“We were creating sketches of possible scenarios and furniture options that you could have inside the Framery Q pod,” he says. “Finally, we came up with the idea of the long table, which provides more space for items to be placed down on, but at the same time still offer a lot of space inside the pod.”

Adaptability is another benefit that Working with PAL brings to the Framery Q.

People having a chat in a Framery meeting pod.

“We came up with the movable and loose furniture, especially the PAL stools, which give the pod alterability for its workers,” Janne explains. “You can move them around as you wish, allowing for more people to join inside the pod for times when needed.”

Long table enables for unique configurations in the pod

The furniture design for Working with PAL wasn’t always so simple. Its ergonomics and the center of gravity were unique and had to be considered when designing this furniture.

“We thought about all the possible ways that users could work inside the pod,” Mikko explains. “The furniture was designed so that there can be two people having a video conference alongside a third person entering and joining the pod, with a laptop sitting at the center of the table.”

The table’s form in this kind of configuration, when considering different situations, is something worth emphasizing.

“In this scenario, the three people form a triangle in a way that they’re all equals when having a conversation together,” says Pekka.

In designing the special long table, flexibility and various usage situations were always part of the though process when ensuring and ideating the different ways that the pod could be used.

“The form of the table allows for a quick meeting with two people facing each other,” Pekka continues. “In another situation, those same two people could use the pod and want the focus to be only on their individual work. The length of the table enables them both to work on their own tasks without disturbing one another.”

Stools that support vertical working positions

Following the design of the long table, it needed some chairs, and this is when Pekka came up with the tall PAL stools.

“There’s been a lot of discussion and studies about the health benefits of working while standing upright. In more and more office environments, you’ll see people working in a half-stand position in which they’re ready to change their position quickly if needed. This was the idea behind the PAL stools.”

“In more and more office environments, you’ll see people working in a half-standing position in which they’re ready to change their position quickly if needed.
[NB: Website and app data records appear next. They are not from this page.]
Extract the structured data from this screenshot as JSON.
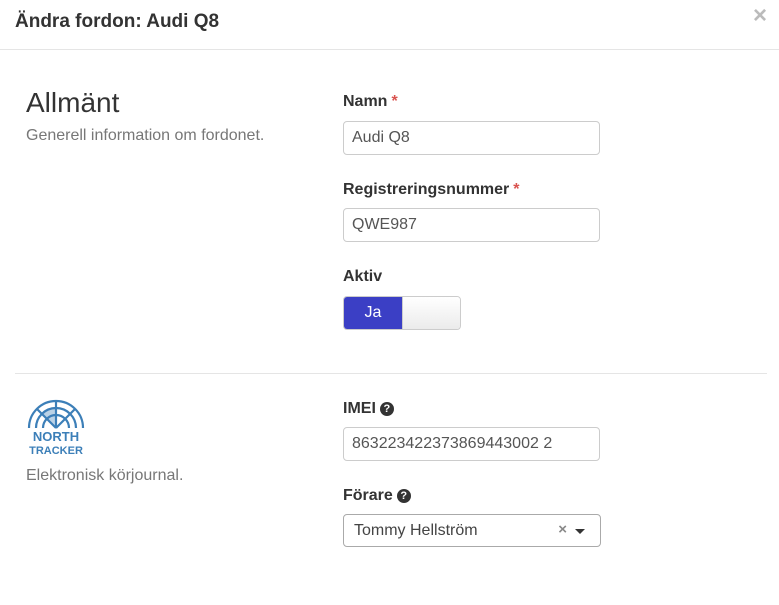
{
  "modal": {
    "title": "Ändra fordon: Audi Q8",
    "close_icon": "×"
  },
  "general": {
    "title": "Allmänt",
    "description": "Generell information om fordonet.",
    "name_label": "Namn",
    "name_value": "Audi Q8",
    "reg_label": "Registreringsnummer",
    "reg_value": "QWE987",
    "required_mark": "*",
    "active_label": "Aktiv",
    "active_on_label": "Ja"
  },
  "integration": {
    "logo_line1": "NORTH",
    "logo_line2": "TRACKER",
    "description": "Elektronisk körjournal.",
    "imei_label": "IMEI",
    "imei_value": "863223422373869443002 2",
    "driver_label": "Förare",
    "driver_value": "Tommy Hellström",
    "clear_icon": "×",
    "help_icon": "?"
  },
  "colors": {
    "toggle_on": "#3b3fc5",
    "required": "#d9534f",
    "logo_blue": "#3c7fb8"
  }
}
This was the idea behind the PAL stools.”

So why are there two different height options for the stools in Working with PAL?

“In addition to being convenient for people of different heights, the higher stool option offers the possibility to quickly change positions, from sitting to standing up without much thought or delay,” Pekka explains. “It’s a common and universally recognized height for a bar table or a counter. And for longer periods of working, the lower stool provides a more supported position.”

The PAL stools also support the idea of short-term working sessions inside the Framery Q.

“When working in a half-sitting position, it encourages fast movement so as not to tempt a worker to want to camp out there all day, as if he would be on a sofa,” adds Mikko.

Following the furniture design for Working with PAL, there were still further design requirements in the pipeline.

Next up, we will introduce you to a feature designed for longer periods of working. Stay tuned.

Interested in learning more?




Framery location shoot